Build Backlog

Backlog & Features


A backlog is simply a ordered list of features.


The Institute of Electrical and Electronics Engineers defines the term feature in IEEE 829 as "A distinguishing characteristic of a software item (e.g., performance, portability, or functionality)."  It is simply a set of requirements that is independent enough to be developed, tested, released and consumed by users or system.

  • Stories

    A feature can be further broken down into story. A story is ideally again a independent enough functionality that can be tested. However, the main difference is often in real world it is impossible to have every story to be adhere to independent and testable criteria. For example at the beginning of feature you might have a story just for design and to arrive at various breakdown items involved in that feature. OR you might have a story just for backend component while UI story is developed by someone else. As long as Story can be tested and can have a well defined done criteria, it is OK to have a story that is not necessarily consumable yet. Feature is the primary delivery item.

Many agile processes go overboard in dictating what a feature should be, what a story should be, how it should be written. These are unnecessary, confusing and most time people who are dictating these are not even software development experts!


Backlog FAQs

How Features are put-together?


Backlog Process

What goes in a Feature?

Following are some key attributes of a good Feature definition:


TitleFeature title in shortEg: Ability to Provide

DescriptionFeature title in shortEg: Ability to Provide

Source BucketFeature title in shortEg: Ability to Provide

Acceptance CriteriaFeature title in shortEg: Ability to Provide

AttachmentsFeature title in shortEg: Ability to Provide

What goes in a Story?

Are features my requirements OR stories?

There is always some confusion as a project manager what would you track as deliverable? Is it Feature OR Story or Both? A simple solution for this issue is keep Feature as deliverable. Stories underneath features are needed due to SDLC where in multiple resources can be working on a feature, simultaneously and it is best practice to always check in code in smaller testable chunks.

If Feature is really small does it need to be broken down into stories?

No. Many people do this due to tool limitations.
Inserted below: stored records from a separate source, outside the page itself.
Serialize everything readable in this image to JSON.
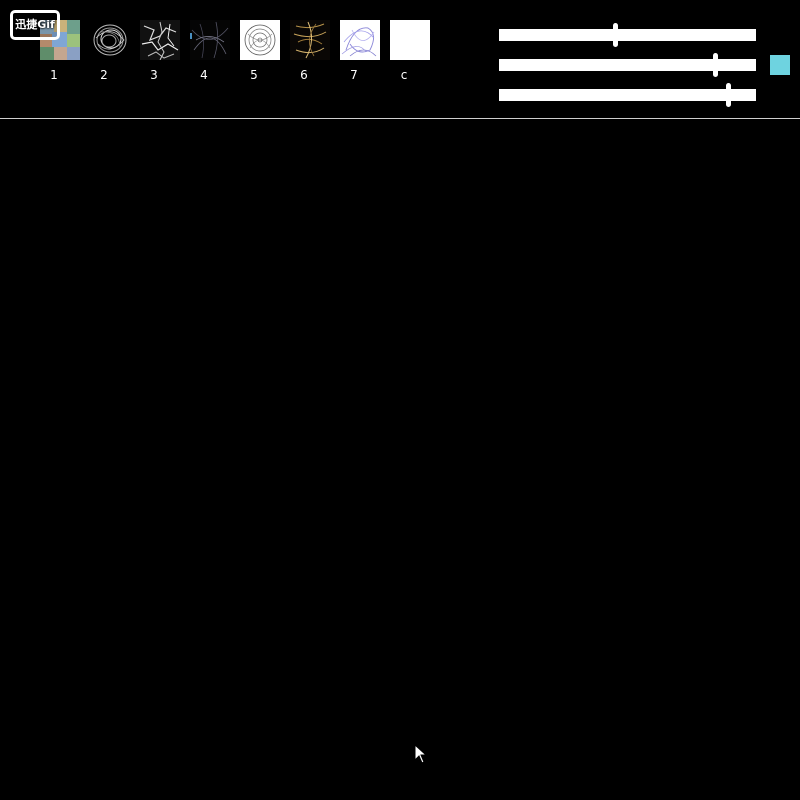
{
  "badge": {
    "text": "迅捷Gif"
  },
  "thumbnails": [
    {
      "label": "1"
    },
    {
      "label": "2"
    },
    {
      "label": "3"
    },
    {
      "label": "4"
    },
    {
      "label": "5"
    },
    {
      "label": "6"
    },
    {
      "label": "7"
    },
    {
      "label": "c"
    }
  ],
  "sliders": [
    {
      "value_fraction": 0.45
    },
    {
      "value_fraction": 0.84
    },
    {
      "value_fraction": 0.89
    }
  ],
  "colors": {
    "background": "#000000",
    "swatch": "#6ed3e0",
    "separator": "#cfcfcf"
  },
  "icons": {
    "cursor": "mouse-pointer-icon"
  }
}
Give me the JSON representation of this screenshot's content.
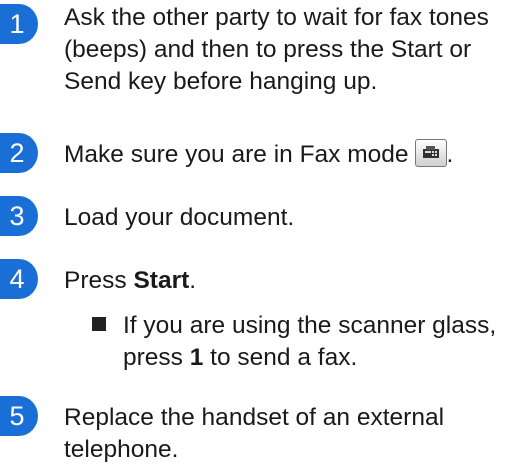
{
  "steps": [
    {
      "number": "1",
      "text": "Ask the other party to wait for fax tones (beeps) and then to press the Start or Send key before hanging up."
    },
    {
      "number": "2",
      "text": "Make sure you are in Fax mode",
      "after_icon": ".",
      "icon": "fax-mode-key-icon"
    },
    {
      "number": "3",
      "text": "Load your document."
    },
    {
      "number": "4",
      "text_before": "Press ",
      "bold": "Start",
      "text_after": "."
    },
    {
      "number": "5",
      "text": "Replace the handset of an external telephone."
    }
  ],
  "bullet": {
    "text_before": "If you are using the scanner glass, press ",
    "bold": "1",
    "text_after": " to send a fax."
  },
  "colors": {
    "step_badge": "#1a6fd6",
    "text": "#1a1a1a"
  }
}
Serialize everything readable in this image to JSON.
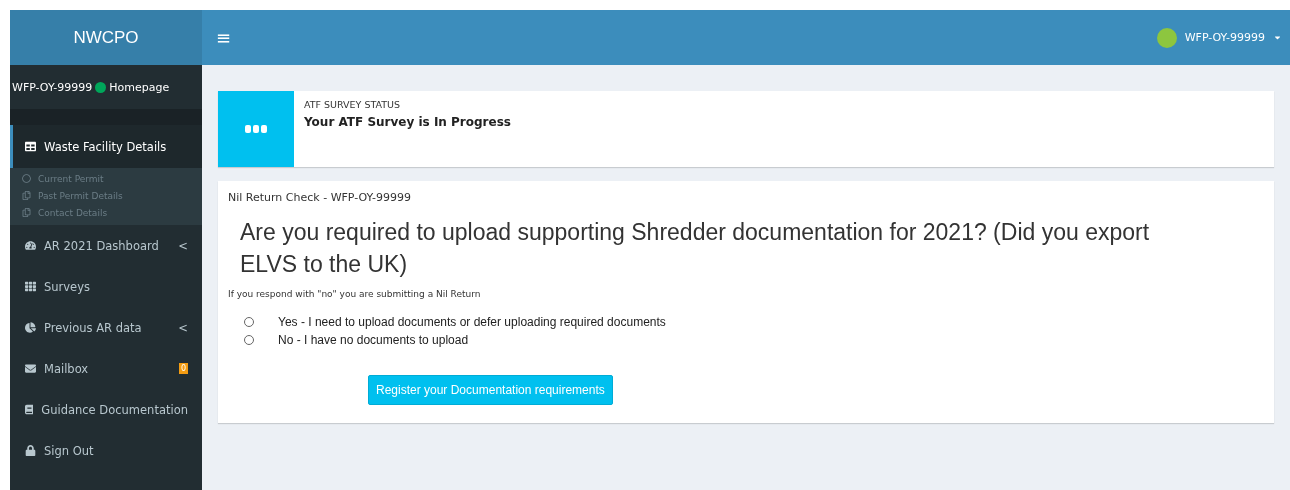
{
  "brand": "NWCPO",
  "user_panel": {
    "user": "WFP-OY-99999",
    "link": "Homepage"
  },
  "sidebar": {
    "items": [
      {
        "label": "Waste Facility Details",
        "selected": true,
        "expanded": true,
        "children": [
          {
            "label": "Current Permit"
          },
          {
            "label": "Past Permit Details"
          },
          {
            "label": "Contact Details"
          }
        ]
      },
      {
        "label": "AR 2021 Dashboard",
        "selected": false,
        "expanded": false,
        "caret": "<"
      },
      {
        "label": "Surveys",
        "selected": false
      },
      {
        "label": "Previous AR data",
        "selected": false,
        "expanded": false,
        "caret": "<"
      },
      {
        "label": "Mailbox",
        "selected": false,
        "badge": "0"
      },
      {
        "label": "Guidance Documentation",
        "selected": false
      },
      {
        "label": "Sign Out",
        "selected": false
      }
    ]
  },
  "header": {
    "menu": "≡",
    "user": "WFP-OY-99999"
  },
  "status_box": {
    "label": "ATF SURVEY STATUS",
    "value": "Your ATF Survey is In Progress"
  },
  "panel": {
    "title": "Nil Return Check - WFP-OY-99999",
    "question": "Are you required to upload supporting Shredder documentation for 2021? (Did you export ELVS to the UK)",
    "hint": "If you respond with \"no\" you are submitting a Nil Return",
    "options": [
      {
        "label": "Yes - I need to upload documents or defer uploading required documents",
        "selected": false
      },
      {
        "label": "No - I have no documents to upload",
        "selected": false
      }
    ],
    "button": "Register your Documentation requirements"
  }
}
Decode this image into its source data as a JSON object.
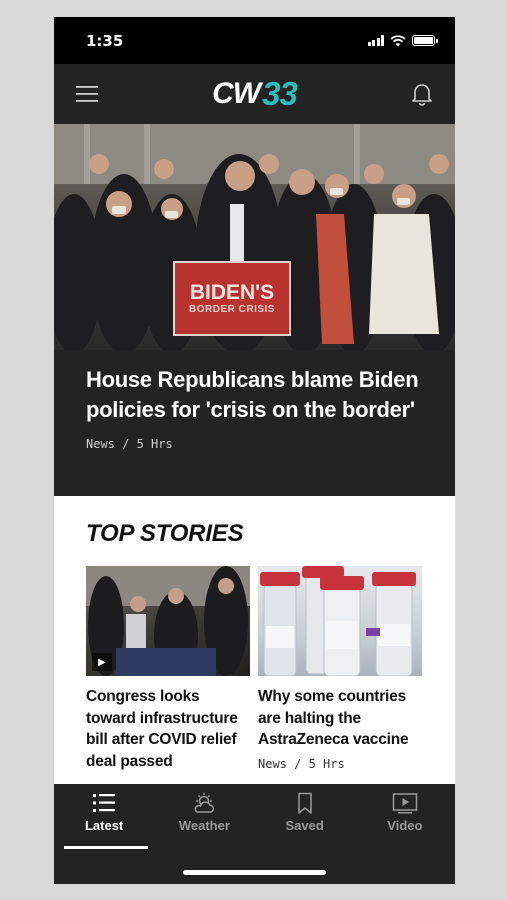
{
  "status_bar": {
    "time": "1:35"
  },
  "header": {
    "logo_left": "CW",
    "logo_right": "33",
    "menu_icon": "hamburger-icon",
    "bell_icon": "bell-icon"
  },
  "hero": {
    "sign_line1": "BIDEN'S",
    "sign_line2": "BORDER CRISIS",
    "title": "House Republicans blame Biden policies for 'crisis on the border'",
    "meta": "News / 5 Hrs"
  },
  "top_stories": {
    "heading": "TOP STORIES",
    "cards": [
      {
        "title": "Congress looks toward infrastructure bill after COVID relief deal passed",
        "meta": "",
        "has_video": true
      },
      {
        "title": "Why some countries are halting the AstraZeneca vaccine",
        "meta": "News / 5 Hrs",
        "has_video": false
      }
    ]
  },
  "tabbar": {
    "tabs": [
      {
        "label": "Latest",
        "icon": "list-icon",
        "active": true
      },
      {
        "label": "Weather",
        "icon": "weather-icon",
        "active": false
      },
      {
        "label": "Saved",
        "icon": "bookmark-icon",
        "active": false
      },
      {
        "label": "Video",
        "icon": "video-icon",
        "active": false
      }
    ]
  },
  "colors": {
    "accent": "#2bbcbc",
    "dark": "#232323",
    "sign_red": "#b8332f"
  }
}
Ideally this should not be the case.

Who writes a Story? What about duplicate content between feature and story?